Atlanta Braves relief pitcher and former Rhea County standout Cory Gearrin announced Tuesday that he will have season-ending Tommy John surgery on his right elbow to repair a ligament damaged during spring training.
"It's tough and not what you want," Gearrin said to media outside the Braves' clubhouse before Tuesday's home opener against the New York Mets. "Coming into the preseason and into spring training I was really excited about the work I had put into the preseason and was looking forward to helping the team win this year.
"It's part of the game, though, and now it's just onto the next step for me. Now it's just making the most of the situation and put the work in and be ready to come back next year."
Gearrin's prognosis had been feared since he felt discomfort while pitching in a game on March 25. After the initial diagnosis by the famed Dr. James Andrews, Gearrin sought other opinions before deciding to go ahead with surgery.
"I didn't want to make any judgments on it until you get confirmation," he said. "But after speaking to the best guys in the country about it, it is what it is. But now you turn it around and make the best out of it and turn this into a positive thing."
Gearrin said that he's had support and advice from his teammates and coaches, especially from those who have undergone Tommy John surgery.
"Everybody's been great as far as reaching out to me and helping me make the best decision I can," he said. "We have guys who have been through it throughout baseball. It's just something that guys deal with from time to time.
"Guys have given me a ton of positive comments about their experiences and what to do and not to do."
Gearrin also said he's received encouragement from friends and family in the Chattanooga area that has helped him through this process.

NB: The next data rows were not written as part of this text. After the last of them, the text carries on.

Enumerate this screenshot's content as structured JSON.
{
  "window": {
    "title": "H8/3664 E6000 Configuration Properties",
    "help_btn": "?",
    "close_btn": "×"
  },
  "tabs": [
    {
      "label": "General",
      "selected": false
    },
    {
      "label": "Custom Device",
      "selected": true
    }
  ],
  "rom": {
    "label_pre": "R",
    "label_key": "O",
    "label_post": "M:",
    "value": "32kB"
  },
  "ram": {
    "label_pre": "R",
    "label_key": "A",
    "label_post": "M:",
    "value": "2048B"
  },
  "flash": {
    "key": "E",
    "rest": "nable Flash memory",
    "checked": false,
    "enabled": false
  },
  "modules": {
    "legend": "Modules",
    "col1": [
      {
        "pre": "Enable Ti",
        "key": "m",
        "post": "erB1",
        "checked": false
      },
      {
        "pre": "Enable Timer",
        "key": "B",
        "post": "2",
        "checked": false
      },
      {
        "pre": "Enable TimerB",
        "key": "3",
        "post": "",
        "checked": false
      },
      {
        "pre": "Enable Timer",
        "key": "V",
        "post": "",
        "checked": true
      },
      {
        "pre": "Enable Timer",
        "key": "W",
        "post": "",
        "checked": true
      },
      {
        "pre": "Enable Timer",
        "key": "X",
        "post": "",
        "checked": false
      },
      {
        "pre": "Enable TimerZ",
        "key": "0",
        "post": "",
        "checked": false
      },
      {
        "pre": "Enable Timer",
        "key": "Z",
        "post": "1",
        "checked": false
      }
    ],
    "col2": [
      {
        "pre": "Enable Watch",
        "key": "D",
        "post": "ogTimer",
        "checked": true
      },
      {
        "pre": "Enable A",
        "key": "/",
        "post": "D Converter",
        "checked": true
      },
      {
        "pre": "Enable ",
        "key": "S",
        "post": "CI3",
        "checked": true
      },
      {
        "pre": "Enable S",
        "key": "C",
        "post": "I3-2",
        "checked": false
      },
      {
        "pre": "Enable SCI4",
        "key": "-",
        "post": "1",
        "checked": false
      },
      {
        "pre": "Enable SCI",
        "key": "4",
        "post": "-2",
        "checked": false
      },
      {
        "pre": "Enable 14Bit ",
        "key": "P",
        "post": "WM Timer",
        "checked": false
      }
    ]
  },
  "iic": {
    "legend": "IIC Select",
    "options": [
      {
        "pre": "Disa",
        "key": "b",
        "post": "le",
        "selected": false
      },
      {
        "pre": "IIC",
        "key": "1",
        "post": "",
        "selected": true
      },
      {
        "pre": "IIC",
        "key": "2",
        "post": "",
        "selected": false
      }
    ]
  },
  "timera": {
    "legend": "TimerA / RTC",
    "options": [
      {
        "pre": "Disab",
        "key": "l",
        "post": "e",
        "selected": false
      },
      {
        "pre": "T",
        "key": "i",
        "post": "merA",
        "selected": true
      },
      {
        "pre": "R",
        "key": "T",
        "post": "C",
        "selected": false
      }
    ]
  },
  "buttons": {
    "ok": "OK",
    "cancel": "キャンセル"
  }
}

"My family, friends and other people back home have reached out to offer me support and wish me the best," he said. "They've been great, and it's a big help having a support system back home when you're going through this so you know you're not going through it alone.
Gearrin said he expects to have the surgery done in the next week so he can begin rehabilitation work soon. He plans to spend as much time as possible with the team following the surgery.
While rehabilitation and sitting out the season will be tough, Gearrin said he thinks having this injury relatively early in his career and at the beginning of a season will help with his recovery and hasten his return to the big leagues.
"The preference if for this to never happen," said Gearrin, who will turn 28 on Monday. "But if it had to happen, the timing isn't the worst.
"Presumably this will take up one season, whereas if it had happened in the middle of the year it could have taken up two and maybe three seasons. And still being young and I'm an established major league pitcher."
Gearrin was able to find a silver lining in his situation, which he said will give him a chance to visit home more than he normally can during the summer.
"I have no clue what my schedule will be through this, but presumably I'll have some time to get back, especially when the team is on the road," he said. "I know my mom and dad will be happy about that, especially getting to see me during the summer."
Contact Jim Tanner at firstname.lastname@example.org or 423-757-6478.